HealthDay News — Artificial sweeteners may help people reach and maintain a healthy body weight, as long as those who use them do not compensate for the calories cut by consuming more high calorie foods, the American Heart Association and the American Diabetes Association announced in a joint scientific statement.
“Smart use of non-nutritive sweeteners could help you reduce added sugars in your diet, therefore lowering the number of calories you eat,” study researcher Christopher Gardner, PhD, of Stanford University in Palo Alto, Calif., said in a statement.
Because high dietary sugar intake has been linked with heart disease and diabetes, reducing sugar intake through the use of artificial sweeteners could cut individual’s risk for these diseases, he added.

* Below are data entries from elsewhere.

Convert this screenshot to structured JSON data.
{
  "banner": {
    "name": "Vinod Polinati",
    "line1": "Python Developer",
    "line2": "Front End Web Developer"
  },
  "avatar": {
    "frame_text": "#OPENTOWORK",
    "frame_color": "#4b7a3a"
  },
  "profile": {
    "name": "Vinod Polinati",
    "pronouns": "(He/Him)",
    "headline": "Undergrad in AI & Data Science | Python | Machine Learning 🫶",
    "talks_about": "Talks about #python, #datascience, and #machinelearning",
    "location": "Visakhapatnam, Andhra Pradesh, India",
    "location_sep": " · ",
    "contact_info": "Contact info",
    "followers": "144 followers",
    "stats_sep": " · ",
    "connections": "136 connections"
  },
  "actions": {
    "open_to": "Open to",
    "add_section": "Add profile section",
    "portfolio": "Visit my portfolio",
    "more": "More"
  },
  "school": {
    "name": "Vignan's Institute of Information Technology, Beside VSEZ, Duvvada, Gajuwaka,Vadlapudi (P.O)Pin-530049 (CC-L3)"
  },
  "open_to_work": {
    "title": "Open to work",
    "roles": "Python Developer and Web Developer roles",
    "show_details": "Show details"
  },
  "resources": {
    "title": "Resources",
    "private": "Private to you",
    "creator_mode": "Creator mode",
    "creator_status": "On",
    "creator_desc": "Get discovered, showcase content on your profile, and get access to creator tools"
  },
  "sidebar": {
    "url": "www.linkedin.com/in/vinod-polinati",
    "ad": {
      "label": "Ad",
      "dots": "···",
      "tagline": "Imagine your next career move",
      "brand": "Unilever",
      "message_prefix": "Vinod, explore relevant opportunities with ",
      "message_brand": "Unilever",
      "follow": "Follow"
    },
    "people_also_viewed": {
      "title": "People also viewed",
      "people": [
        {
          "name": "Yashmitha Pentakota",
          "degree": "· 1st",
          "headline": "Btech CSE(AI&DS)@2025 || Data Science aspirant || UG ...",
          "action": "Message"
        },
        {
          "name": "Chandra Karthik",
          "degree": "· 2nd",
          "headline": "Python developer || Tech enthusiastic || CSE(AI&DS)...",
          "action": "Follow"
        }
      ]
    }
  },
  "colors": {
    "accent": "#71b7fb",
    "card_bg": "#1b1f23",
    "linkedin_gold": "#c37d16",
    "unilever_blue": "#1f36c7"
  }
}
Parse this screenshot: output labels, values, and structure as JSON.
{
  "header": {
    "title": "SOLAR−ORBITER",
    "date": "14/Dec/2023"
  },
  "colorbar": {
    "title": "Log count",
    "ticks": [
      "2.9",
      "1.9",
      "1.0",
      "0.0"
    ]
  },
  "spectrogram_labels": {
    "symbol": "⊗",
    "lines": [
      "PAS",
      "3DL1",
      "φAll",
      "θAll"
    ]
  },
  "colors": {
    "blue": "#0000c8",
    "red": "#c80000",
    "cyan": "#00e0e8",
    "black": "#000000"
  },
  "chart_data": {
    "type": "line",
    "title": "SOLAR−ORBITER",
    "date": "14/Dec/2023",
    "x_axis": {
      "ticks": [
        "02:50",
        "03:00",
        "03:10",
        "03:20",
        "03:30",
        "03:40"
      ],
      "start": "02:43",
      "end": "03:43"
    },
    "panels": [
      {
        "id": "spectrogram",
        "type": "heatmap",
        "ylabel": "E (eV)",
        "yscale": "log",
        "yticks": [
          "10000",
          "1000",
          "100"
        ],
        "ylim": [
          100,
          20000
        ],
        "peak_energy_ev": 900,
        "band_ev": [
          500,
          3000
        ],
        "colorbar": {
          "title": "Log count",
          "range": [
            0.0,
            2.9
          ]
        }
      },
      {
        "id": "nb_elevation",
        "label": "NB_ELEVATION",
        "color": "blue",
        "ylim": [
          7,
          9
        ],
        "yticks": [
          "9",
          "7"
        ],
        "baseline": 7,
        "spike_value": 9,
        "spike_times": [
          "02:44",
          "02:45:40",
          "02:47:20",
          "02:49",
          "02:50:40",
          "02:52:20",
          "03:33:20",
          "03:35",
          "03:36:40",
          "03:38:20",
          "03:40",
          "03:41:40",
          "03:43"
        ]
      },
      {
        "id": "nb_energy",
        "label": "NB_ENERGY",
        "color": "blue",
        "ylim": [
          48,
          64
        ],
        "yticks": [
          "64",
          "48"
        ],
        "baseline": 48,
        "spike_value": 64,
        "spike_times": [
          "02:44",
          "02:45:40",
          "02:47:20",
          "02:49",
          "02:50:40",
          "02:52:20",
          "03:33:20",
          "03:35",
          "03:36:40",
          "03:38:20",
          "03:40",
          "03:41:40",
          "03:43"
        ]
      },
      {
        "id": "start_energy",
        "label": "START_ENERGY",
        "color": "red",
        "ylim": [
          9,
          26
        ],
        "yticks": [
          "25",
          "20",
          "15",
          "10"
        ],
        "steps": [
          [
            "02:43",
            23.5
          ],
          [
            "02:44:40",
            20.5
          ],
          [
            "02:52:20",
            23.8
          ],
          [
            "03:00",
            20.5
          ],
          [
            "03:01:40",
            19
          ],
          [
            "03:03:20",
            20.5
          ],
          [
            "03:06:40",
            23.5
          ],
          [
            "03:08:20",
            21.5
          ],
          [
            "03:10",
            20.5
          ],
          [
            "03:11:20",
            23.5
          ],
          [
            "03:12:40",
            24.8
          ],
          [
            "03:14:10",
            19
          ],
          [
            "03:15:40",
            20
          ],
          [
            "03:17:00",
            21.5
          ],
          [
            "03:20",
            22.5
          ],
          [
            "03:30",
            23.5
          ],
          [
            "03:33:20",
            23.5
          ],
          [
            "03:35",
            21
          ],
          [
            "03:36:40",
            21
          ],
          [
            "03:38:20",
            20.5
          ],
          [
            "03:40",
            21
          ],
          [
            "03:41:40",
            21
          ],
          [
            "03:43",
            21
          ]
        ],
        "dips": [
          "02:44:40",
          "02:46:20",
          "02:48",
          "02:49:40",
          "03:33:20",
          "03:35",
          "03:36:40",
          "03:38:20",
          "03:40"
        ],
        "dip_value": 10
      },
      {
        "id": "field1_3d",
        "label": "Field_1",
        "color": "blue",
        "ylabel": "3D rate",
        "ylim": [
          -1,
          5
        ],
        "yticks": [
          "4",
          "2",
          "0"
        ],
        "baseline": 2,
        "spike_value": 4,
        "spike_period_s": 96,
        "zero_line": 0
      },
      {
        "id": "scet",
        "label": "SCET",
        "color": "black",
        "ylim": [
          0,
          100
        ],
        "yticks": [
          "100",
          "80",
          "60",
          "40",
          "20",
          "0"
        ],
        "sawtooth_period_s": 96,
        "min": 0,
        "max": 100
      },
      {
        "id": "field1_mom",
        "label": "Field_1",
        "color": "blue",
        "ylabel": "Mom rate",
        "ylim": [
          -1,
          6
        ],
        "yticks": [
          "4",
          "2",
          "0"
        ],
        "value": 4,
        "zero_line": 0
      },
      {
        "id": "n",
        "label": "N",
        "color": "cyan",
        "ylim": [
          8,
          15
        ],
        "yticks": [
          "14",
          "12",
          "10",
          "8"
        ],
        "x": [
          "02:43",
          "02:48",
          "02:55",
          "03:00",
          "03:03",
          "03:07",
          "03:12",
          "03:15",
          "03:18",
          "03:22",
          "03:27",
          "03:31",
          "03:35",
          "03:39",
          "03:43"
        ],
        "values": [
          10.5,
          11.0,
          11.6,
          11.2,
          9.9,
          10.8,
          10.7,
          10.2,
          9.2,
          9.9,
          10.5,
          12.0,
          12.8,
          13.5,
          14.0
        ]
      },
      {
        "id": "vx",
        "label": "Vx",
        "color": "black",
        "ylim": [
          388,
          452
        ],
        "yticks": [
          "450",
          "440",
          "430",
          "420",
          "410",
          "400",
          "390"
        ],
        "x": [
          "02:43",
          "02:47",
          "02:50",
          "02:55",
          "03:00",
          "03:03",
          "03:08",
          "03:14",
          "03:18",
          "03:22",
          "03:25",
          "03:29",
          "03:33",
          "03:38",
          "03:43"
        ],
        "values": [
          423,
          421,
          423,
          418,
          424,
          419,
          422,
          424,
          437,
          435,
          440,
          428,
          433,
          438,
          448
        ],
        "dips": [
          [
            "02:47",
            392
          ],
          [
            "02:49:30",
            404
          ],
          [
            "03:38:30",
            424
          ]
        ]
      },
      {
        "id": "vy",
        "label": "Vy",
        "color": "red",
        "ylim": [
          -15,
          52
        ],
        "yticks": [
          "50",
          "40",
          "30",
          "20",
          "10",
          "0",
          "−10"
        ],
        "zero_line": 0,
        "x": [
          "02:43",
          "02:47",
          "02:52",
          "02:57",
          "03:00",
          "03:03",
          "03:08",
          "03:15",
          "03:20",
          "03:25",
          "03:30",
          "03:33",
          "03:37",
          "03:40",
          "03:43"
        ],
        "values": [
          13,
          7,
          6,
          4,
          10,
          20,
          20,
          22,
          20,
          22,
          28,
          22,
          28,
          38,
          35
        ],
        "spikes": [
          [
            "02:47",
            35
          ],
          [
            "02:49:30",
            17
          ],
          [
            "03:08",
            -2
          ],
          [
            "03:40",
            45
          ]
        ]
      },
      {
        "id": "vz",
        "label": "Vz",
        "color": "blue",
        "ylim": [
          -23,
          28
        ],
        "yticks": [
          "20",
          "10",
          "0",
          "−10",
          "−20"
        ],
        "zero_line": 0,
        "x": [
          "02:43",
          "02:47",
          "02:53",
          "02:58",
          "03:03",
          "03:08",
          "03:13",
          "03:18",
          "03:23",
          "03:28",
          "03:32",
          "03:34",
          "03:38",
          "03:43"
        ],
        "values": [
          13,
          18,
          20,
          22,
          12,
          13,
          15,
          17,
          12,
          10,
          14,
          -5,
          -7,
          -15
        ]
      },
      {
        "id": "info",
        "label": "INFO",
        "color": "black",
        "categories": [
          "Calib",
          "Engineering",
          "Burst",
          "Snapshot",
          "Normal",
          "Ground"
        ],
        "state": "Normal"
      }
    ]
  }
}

To exam the role of artificial sweeteners in added sugar intake, Gardner and colleagues performed a literature review and analysis of studies that looked at the non-nutritive sweeteners aspartame, acesulfame-K, neotame, saccharin, sucralose and stevia.
The researchers noted that few studies focused on the specific role of nonnutritive sweeteners as a replacement for added sugars in the diet, and that the majority pertain to its effects on outcomes such as obesity and cardiovascular disease.
But the overall findings are inconclusive, with some studies showing that nonnutritive sweetener use resulted in unwanted outcomes, such as obesity. This is likely due to reverse causation, in which those who use the sweeteners do so because they are already overweight, the researchers suggested.
Existing data also suggest that partial compensation occurs among those who consume artificial sweeteners, for example opting to drink more diet soda or indulge in dessert later. Further research into the mechanisms of potential NNS effects would facilitate and complement research in the area of energy compensation.
In general, NNS do not seem to affect glycemic response in individuals with diabetes, but clinical trials are needed to determine the long-term effect on body weight regulation and glycemic control.
The evidence reviewed suggests that, when used judiciously, NNS could facilitate reductions in added sugars intake, thereby resulting in decreased total energy and weight loss/weight control, and promoting beneficial effects on related metabolic parameters,” the researchers concluded. “However, these potential benefits will not be fully realized if there is a compensatory increase in energy intake from other sources.”
Furthermore, they emphasized the importance of considering nonnutritive sweetener-use in the context of an individual’s overall diet.